6:15 p.m. EDT update: Brewers manager Ron Roenicke made it official today, saying Francisco Rodriguez would replace John Axford in the closer’s role for now.
When the Brewers acquired Francisco Rodriguez from the Mets last July 12, they knew he wanted to close and tried to placate him by saying he and John Axford would be co-closers. Of course, that never materialized, and K-Rod ended up going without a save in 31 appearances during the second half of the save.
Now, one year later, K-Rod over Axford looks like a real possibility. Axford, who was stellar in racking up an NL-high 46 saves last year, blew his sixth save and took his sixth loss when he gave up three runs in the ninth Monday against the Cardinals. In his defense, none of the three hits he gave up were all that well struck. However, he put himself in a bad situation by walking two batters.
K-Rod hasn’t exactly been stellar himself, but he did pitch his fifth straight scoreless inning Monday. The stretch has lowered his ERA from 4.17 to 3.67. Axford is currently sitting at 5.35.
It’d be an interesting switch for the 42-47 Brewers. Rodriguez is a definite candidate to be traded if Milwaukee deems itself out of contention, and he’d likely be more attractive to suitors if he picked up a few saves over the next couple of weeks.
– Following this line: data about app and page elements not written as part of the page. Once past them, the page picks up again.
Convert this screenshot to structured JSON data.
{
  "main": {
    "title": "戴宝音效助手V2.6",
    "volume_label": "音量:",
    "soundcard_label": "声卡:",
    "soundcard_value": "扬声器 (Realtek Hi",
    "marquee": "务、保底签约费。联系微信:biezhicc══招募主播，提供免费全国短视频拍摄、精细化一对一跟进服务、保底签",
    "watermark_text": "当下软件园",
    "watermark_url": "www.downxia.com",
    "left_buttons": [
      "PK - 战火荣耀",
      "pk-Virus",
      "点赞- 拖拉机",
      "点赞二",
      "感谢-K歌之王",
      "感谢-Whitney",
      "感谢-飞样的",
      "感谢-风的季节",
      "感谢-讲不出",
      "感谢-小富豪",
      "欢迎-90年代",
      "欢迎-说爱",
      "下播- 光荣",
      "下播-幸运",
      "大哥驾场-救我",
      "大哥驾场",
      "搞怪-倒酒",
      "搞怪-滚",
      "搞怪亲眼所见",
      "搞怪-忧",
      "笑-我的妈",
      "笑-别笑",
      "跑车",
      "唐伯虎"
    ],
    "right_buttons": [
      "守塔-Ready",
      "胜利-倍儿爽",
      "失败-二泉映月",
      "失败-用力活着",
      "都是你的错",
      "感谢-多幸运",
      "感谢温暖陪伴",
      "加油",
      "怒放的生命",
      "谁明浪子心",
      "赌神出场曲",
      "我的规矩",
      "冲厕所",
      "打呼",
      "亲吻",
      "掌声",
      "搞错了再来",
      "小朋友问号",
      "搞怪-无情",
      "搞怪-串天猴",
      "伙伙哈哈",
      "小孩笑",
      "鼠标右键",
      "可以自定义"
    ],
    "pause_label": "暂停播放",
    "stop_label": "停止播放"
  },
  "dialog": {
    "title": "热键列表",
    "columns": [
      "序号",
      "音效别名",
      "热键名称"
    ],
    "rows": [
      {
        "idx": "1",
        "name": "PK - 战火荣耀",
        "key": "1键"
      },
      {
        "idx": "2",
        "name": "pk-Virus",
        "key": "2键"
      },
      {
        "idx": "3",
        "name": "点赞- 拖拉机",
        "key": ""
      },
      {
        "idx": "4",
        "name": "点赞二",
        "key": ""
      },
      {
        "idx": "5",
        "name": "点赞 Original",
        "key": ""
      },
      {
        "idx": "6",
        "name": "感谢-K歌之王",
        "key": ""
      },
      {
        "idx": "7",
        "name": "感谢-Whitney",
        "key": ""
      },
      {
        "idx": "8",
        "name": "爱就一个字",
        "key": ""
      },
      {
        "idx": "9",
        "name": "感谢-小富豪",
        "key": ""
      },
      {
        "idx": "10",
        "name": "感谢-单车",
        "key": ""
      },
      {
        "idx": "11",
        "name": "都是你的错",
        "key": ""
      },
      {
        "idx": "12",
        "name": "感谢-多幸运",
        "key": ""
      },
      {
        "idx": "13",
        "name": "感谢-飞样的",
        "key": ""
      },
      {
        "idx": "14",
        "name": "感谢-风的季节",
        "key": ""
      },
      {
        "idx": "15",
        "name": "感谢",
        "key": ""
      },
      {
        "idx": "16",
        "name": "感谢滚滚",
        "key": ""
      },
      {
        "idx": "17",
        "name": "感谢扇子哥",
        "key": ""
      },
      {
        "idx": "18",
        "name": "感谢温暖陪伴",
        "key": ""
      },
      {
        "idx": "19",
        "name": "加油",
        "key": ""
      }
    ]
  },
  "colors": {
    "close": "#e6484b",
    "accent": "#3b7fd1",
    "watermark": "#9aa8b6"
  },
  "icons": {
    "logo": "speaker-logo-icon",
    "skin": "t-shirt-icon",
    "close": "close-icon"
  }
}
He’s someone who could also potentially be moved in August, given his $8 million salary.
On the other hand, the Brewers are still hoping Axford is their long-term closer, and it wouldn’t be sending him a very good message to pull him in favor of someone who could be dealt at any time. If the Brewers do make the switch, they should advertise as a short-term move and tell Axford he’ll get his job back if he performs.
The Yankees guaranteed their place in the postseason with a 5-1 win over the Blue Jays on Saturday. Sonny Gray led the charge against their division rivals, clinching his 10th win of the season with six innings of four-hit, one-run, four-strikeout ball.
Gray worked into a little trouble in the first inning, putting runners in scoring position after Josh Donaldson drew a four-pitch walk and Justin Smoak advanced him with a single. The Yankees’ ace induced two quick outs to end the threat, but was overpowered by a Teoscar Hernandez home run in the third inning, the rookie’s fourth blast of the season:
Thankfully for the Yankees, that was the only run that slipped through the cracks. Gray finished the remainder of his outing with two hits and two walks and was backed by another three scoreless innings from the bullpen. Greg Bird supplied the go-ahead run with a three-RBI shot in the fifth inning, plating Chase Headley and Starlin Castro to give the Yankees their first lead of the night.
Todd Frazier tacked on another solo homer in the eighth, while Starlin Castro returned in the ninth to cap the win with an RBI single. Aroldis Chapman did the rest, wielding just 10 pitches to get three straight outs from Kendrys Morales, Kevin Pillar and Rob Refsnyder.
Following Saturday’s win, the Yankees have at least secured one wild card berth, though they’re not out of the division race just yet. They still sit a full four games back of first place in the AL East, with eight games left to play.
Brian Dozier had a bonafide Little League moment during Saturday’s contest against the Tigers. In the first inning, the Twins’ second baseman squared up a bunt against Detroit left-hander Matt Boyd, which was scooped by Jeimer Candelario halfway up the third base line. The throw to first skirted the bag, allowing Dozier to touch all the bases and slide home to score the Twins’ first run of the game.
In other words, it was just your run-of-the-mill bunt home run:
Officially, the play was scored as a single and run scored on a throwing error. Still, if this is a sampling of the kind of plays we can expect to see from the Twins this October, it’s shaping up to be one wacky postseason.